At the end of the cold season, people in the Hamadan Province gather together to conduct traditional rituals to usher in the promise of spring and the new Iranian year,Nowruz.
Samanu, one of the seven items in the Haft-Seen table of Iranian people during Nowruz, is a sweet paste whose cooking is traced back to the pre-Islamic Persia.
Marmeh or Madermeh, one of the most important rituals in Iran’s northern province of Mazandaran, is a old tradition that dates back to hundreds of years ago.
Every year, a few days before the beginning of the New Persian Year, traditional singers known as Nowruz Khans herald the arrival of spring in the villages of northern Iran by singing and playing their instruments.
People in Kanduleh village in Kermanshah province, Western Iran, annually attend a traditional ceremony called “Sound of Spring’s Footstep” ahead of the Persian New Year or Nowruz.
Spring has almost arrived, and Iranians have prepared themselves for and are counting down to the Persian New Year when they will celebrate the traditional Nowruz festival.
A festival of local and traditional games of Iran’s North Khorasan Province was recently held in the north-eastern city of Bojnourd.
A few days before the beginning of the Persian New Year (Nowruz), the municipality of Tehran has organised live music performances for the citizens in several subway stations across the capital.
The third exhibition of “Achievements and Capabilities of Iranian Villagers and Nomads” was recently held in the Iranian capital of Tehran.

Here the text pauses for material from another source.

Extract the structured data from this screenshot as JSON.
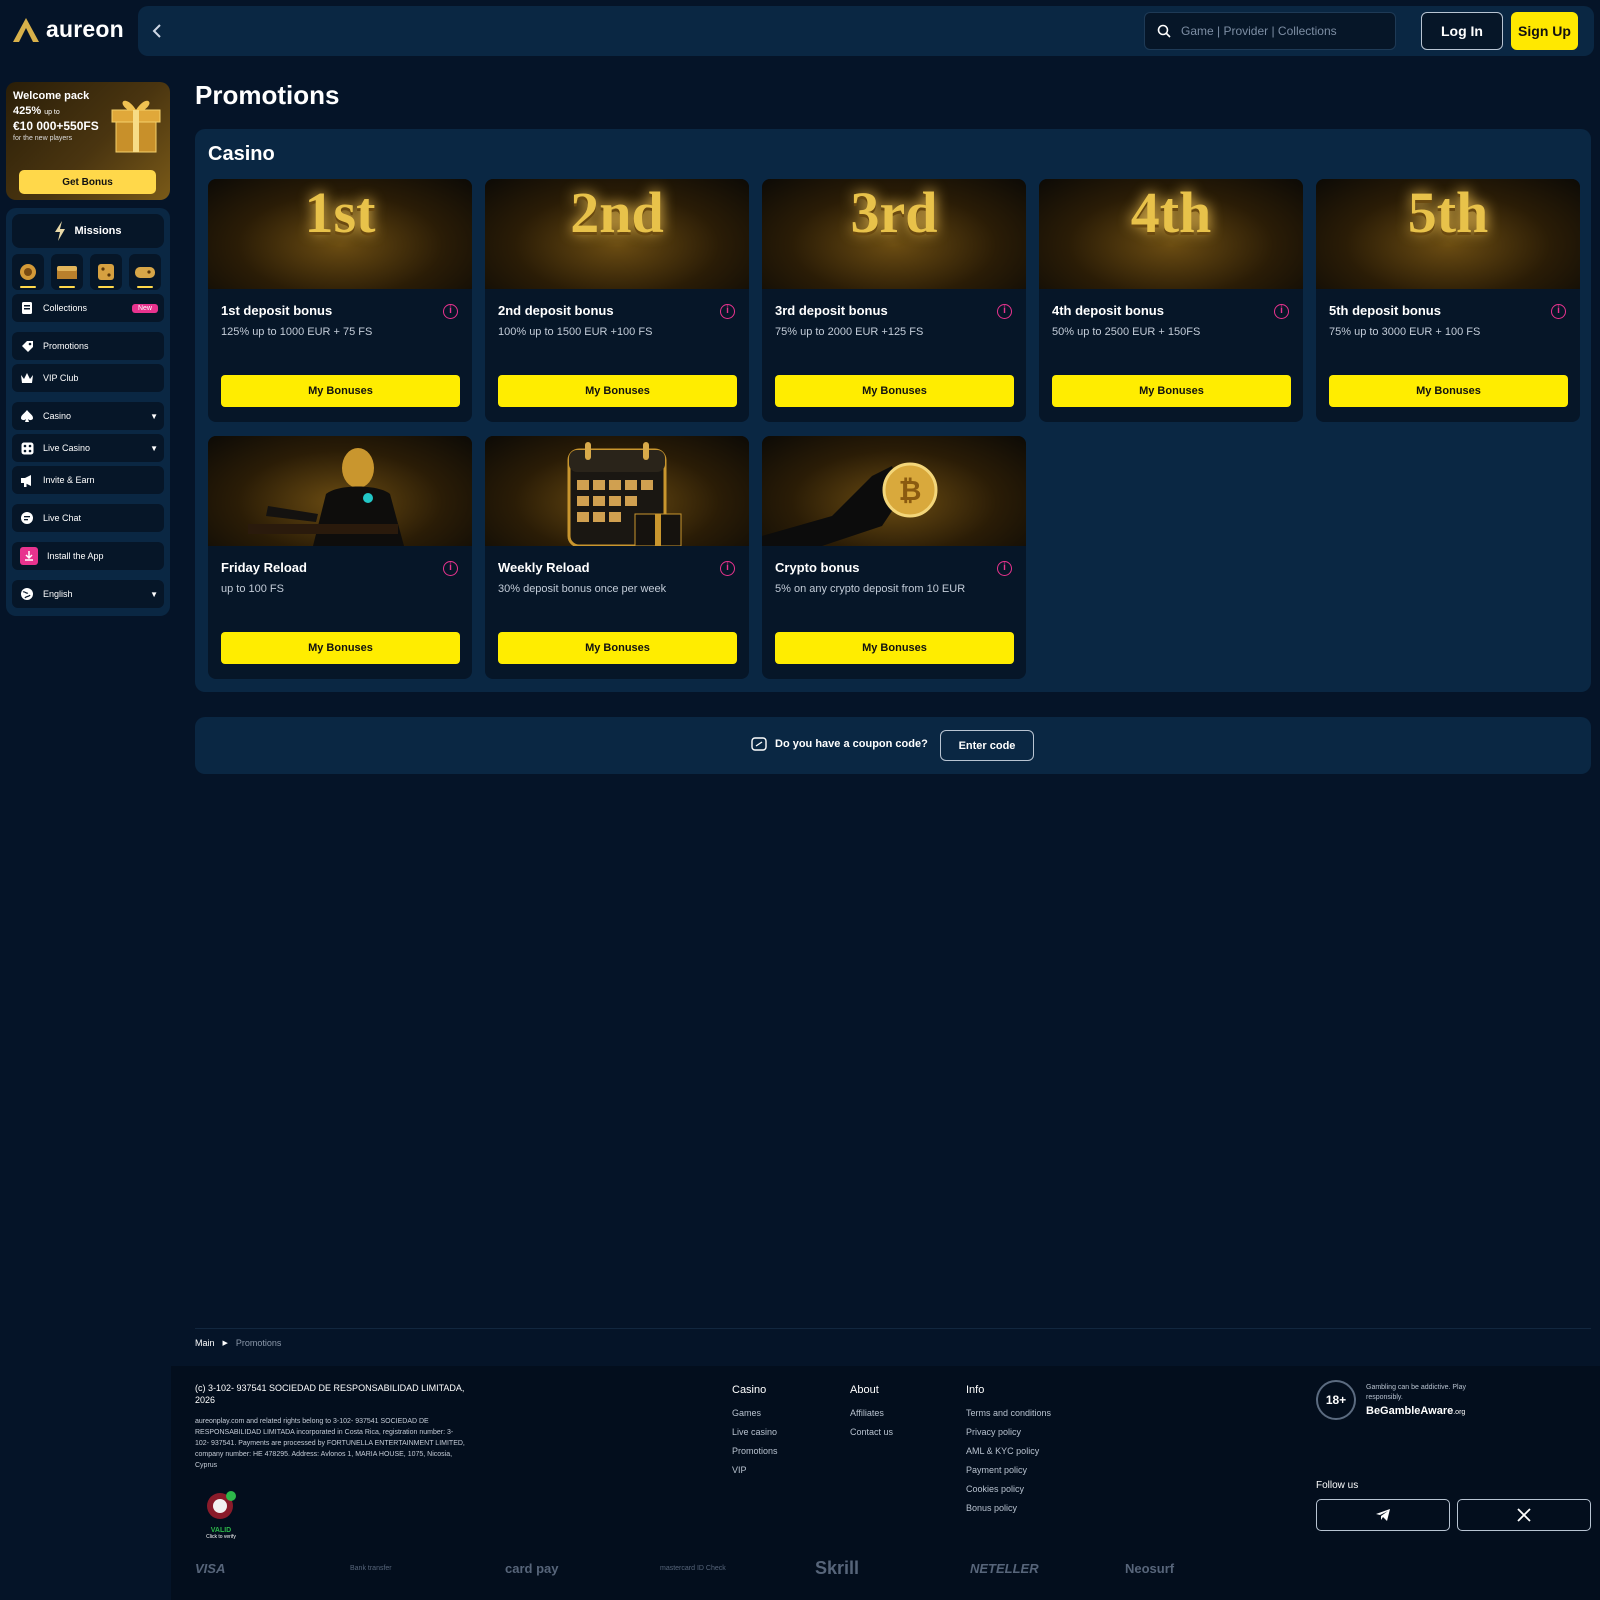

An integral part of the ancient Persian festival Charshanbe Soori (Fireworks Wednesday) is a spoon-banging ritual, which seems to be an ancestor of the trick-or-treating in modern Halloween celebrations.